Nigel Williams-Goss scored 19 points and added six assists to help Gonzaga win its 17th game in a row, the longest streak in the nation.

"We are as good as we think we are," Williams-Goss said. "We are a group with a lot of confidence."

Jordan Mathews added 16 points, Johnathan Williams had 14 and Collins 10 for Gonzaga (17-0, 5-0 West Coast).

Jock Landale was held to 10 points and was in foul trouble much of the game for Saint Mary's (15-2, 5-1), which saw a nine-game winning streak broken. Calvin Hermanson led the Gaels with 12 points.

This game was seen as one of the major barriers remaining for the Zags as they seek to go undefeated through the regular season. The teams play again at Saint Mary's on Feb. 11.

Saint Mary's has never beaten an opponent ranked higher than No. 9.

Gonzaga shot 64.7 percent in the game, while holding Saint Mary's to just 39.7 percent. Gonzaga coach Mark Few was asked which achievement was greater.

"They are an excellent defensive team," Few said. "To shoot 65 percent is an amazing night against anybody."

Landale picked up his second foul with 14:22 left in the first and sat out the rest of the half. The Gaels' stayed close for a while, as Hermanson converted a four-point play to tie the score at 18-18.

Saint Mary's sank three straight baskets for a 27-23 lead.

But Mathews' 3-pointer ignited a 12-2 Gonzaga run that gave the Zags a 43-34 lead at halftime.

Landale scored three unanswered baskets early in the second as Saint Mary's cut Gonzaga's lead to 46-40.

Shortly after, Williams-Goss erupted for five quick baskets as Gonzaga took a 63-52 lead, and the Gaels went into a prolonged drought.

Consecutive baskets by Williams lifted Gonzaga to a 67-52 lead with 4:50 left. Saint Mary's made just one of 12 field goal attempts at one point.

"We didn't close the last 10 minutes well at all, and then we lost our composure" Saint Mary's coach Randy Bennett said. "It should have been a good game but we didn't do our part to finish it."

Gonzaga is making a case to climb in the polls, while Saint Mary's is likely to drop as the game was not as close as anticipated.

Gonzaga sank 33 of 51 shots, while the Gaels made just 23 of 58. Saint Mary's made just 6 of 16 from 3-point range.

Saint Mary's: The Gaels relinquished first place in the West Coast Conference. Saint Mary's is second in the nation in scoring defense, allowing only 56.6 points per game. Landale was held well below his averages of 17.8 points and 9.7 rebounds per game.

Gonzaga: The Bulldogs took over first place in the West Coast Conference. Gonzaga came in averaging 86 points, with five players averaging in double figures.

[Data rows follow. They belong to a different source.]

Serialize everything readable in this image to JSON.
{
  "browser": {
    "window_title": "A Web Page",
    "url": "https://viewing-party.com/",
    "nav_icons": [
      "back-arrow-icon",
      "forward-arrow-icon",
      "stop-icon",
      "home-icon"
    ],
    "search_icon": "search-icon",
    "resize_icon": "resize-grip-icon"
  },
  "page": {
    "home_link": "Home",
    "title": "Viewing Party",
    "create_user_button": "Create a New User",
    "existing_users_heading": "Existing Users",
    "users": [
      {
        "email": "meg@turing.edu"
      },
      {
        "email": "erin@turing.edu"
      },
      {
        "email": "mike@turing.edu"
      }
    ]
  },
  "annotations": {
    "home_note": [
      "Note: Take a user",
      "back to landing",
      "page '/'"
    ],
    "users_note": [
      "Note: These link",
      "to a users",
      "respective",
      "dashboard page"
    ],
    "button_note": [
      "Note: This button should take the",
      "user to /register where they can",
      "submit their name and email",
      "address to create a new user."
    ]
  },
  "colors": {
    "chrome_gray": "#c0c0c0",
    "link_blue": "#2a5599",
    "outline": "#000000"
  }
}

Gonzaga is 170-13 in the McCarthey Athletic Center since it opened in 2004.

Saint Mary's hosts Pacific on Thursday.

Gonzaga plays at Santa Clara on Thursday.